It has been written and compiled from proven performance and cites a standard of acceptable practice agreed between manufacturers and roofing contractors.

The drawings and requirements contained in this Code illustrate acceptable trade practice, but recommended or better trade practice is also quoted as being a preferred alternative.

Because the environment and wind categories vary throughout New Zealand, acceptable trade practice must be altered accordingly; in severe environments and high wind design load categories, the requirements of the NZBC will only be met by using specific detailing as described in this Code.

The purpose of this Code of Practice is to present both Acceptable Trade Practice and Recommended Trade Practice, in a user-friendly format to ensure that the roof and wall cladding, flashings, drainage accessories, and fastenings will:

  • comply with the requirements of B1, B2, E1 E2 and E3 of the NZBC;
  • comply with the design loading requirements of AS/NZS 1170 and NZS 3604 and with AS/NZS 1562;
  • have and optimised lifespan; and
  • be weathertight.

COP v24.03:Durability; Tray-Roofing-Clip-Durability

4.17 Tray Roofing Clip Durability 

As a rule, a fastener should be no less durable than the material it is fastening. With secret fixed fasteners over a benign internal environment, this is easily achieved.

The potential for air-borne salt ingress into the cavity of a tray roof is low; the pan is flat or nearly flat, the ribs are narrow and closed at the ends. The BRANZ publication, Research Now: Roof Ventilation 2, tested the durability of metals inside a vented and unvented ceiling space.
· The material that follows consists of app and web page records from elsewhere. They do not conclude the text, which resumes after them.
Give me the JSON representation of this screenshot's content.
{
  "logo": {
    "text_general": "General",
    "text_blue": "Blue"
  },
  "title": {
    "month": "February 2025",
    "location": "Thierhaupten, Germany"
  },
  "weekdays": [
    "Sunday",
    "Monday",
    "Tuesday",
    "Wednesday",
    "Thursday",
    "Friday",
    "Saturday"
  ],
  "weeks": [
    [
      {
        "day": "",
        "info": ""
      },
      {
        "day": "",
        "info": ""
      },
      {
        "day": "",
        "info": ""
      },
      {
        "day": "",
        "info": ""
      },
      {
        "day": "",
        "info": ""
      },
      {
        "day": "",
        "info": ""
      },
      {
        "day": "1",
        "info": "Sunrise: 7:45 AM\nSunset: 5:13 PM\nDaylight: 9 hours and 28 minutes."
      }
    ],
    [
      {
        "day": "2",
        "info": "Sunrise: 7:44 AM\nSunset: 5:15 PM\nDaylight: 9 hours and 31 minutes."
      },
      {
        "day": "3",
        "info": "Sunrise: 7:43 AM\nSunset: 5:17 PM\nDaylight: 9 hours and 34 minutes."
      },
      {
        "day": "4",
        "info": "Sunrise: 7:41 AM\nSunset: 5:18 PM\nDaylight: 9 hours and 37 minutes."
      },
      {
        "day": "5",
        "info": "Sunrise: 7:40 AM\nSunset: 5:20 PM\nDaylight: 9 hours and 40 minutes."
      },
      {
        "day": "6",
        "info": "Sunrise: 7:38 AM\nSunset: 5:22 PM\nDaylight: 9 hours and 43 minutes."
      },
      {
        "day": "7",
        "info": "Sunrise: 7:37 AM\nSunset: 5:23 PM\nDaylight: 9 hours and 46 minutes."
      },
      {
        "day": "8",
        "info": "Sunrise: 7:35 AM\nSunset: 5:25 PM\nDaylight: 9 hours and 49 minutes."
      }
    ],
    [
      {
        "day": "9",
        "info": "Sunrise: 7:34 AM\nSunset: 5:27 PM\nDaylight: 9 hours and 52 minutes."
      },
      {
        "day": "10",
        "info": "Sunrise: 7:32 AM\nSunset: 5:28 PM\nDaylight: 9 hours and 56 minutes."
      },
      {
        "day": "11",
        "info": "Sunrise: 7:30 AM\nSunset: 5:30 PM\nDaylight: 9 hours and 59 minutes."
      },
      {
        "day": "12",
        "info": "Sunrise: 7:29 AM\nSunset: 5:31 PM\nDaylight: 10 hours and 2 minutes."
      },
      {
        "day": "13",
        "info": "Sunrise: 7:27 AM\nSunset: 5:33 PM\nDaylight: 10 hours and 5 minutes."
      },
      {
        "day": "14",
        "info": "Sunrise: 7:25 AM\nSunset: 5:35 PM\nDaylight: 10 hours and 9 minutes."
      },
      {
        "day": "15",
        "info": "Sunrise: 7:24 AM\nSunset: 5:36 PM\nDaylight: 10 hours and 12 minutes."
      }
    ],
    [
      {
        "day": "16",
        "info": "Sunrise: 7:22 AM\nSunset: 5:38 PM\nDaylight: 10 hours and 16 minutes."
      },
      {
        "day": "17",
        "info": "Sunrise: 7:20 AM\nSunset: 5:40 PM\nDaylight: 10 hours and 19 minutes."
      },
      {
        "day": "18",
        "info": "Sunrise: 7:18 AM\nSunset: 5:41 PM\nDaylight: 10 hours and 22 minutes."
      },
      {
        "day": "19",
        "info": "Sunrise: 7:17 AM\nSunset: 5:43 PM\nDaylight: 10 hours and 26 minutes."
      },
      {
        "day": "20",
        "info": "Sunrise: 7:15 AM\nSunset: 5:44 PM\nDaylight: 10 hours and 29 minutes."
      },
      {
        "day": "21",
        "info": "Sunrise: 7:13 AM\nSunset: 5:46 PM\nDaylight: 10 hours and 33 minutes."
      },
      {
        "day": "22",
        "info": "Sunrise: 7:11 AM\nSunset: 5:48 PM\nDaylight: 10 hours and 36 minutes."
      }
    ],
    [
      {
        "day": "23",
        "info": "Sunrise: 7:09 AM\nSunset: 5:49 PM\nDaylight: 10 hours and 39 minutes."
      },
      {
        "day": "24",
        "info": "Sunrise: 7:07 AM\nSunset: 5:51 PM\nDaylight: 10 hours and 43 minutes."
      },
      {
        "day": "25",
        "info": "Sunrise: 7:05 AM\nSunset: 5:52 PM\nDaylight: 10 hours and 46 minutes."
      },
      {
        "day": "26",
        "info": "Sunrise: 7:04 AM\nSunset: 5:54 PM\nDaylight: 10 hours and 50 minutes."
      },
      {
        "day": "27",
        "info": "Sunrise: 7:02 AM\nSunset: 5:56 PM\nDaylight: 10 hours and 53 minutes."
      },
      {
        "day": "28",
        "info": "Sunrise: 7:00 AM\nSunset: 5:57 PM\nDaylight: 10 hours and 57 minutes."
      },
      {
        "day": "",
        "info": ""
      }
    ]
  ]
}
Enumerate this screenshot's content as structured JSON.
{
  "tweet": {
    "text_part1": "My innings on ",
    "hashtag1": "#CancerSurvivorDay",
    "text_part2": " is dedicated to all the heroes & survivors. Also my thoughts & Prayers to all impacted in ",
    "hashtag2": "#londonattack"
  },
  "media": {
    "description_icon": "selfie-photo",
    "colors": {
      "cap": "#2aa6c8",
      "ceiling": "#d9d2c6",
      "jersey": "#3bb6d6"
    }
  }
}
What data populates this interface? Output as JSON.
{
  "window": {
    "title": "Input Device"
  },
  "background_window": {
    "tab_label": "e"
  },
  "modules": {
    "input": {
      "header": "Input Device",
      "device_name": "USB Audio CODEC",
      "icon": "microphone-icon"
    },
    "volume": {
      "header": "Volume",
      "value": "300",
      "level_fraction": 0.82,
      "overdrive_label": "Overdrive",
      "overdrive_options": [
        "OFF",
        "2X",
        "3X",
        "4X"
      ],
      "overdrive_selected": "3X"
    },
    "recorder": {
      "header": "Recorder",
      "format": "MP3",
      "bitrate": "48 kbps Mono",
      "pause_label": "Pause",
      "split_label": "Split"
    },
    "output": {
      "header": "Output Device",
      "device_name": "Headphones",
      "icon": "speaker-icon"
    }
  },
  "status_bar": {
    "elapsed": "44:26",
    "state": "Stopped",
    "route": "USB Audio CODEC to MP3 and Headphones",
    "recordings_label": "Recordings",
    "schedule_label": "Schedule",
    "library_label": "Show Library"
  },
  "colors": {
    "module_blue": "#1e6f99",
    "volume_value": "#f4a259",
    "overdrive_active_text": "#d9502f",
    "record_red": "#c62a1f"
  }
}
Even in this Extreme Marine environment, the corrosion rate was low. Their conclusion was that the installation of ventilation openings to roof cavities should not have a negative effect on the long-term performance of galvanised metal fixtures in these spaces.  In the unvented spaces, the corrosion rate was even lower.

Compatibility of materials should also be considered. Aluminium, zinc, and aluminium/zinc alloys are compatible in contact. While not normally considered compatible, stainless steel clips have also been proven to be durable, and not affect the durability performance of aluminium, zinc, aluminium/zinc alloys, or copper, in a dry internal environment.

Over wet and corrosive internal environments, or where the underside of a roof or canopy is exposed to weather from underneath, both the durability of the clip and compatibility of the roof and cladding material must be assessed in accordance with the micro-environment.

In all cases, adequate ventilation of the roof or wall is essential to prevent degradation of the cladding and other building elements.


4.17A Allowable Clip Material for Tray and Trough Cladding Over Dry Internal Environments

Pre-painted SteelPre-painted aluminiumZincCopper


Stainless steel,

Painted galvanised,
stainless steel,
Stainless steel,
stainless steel,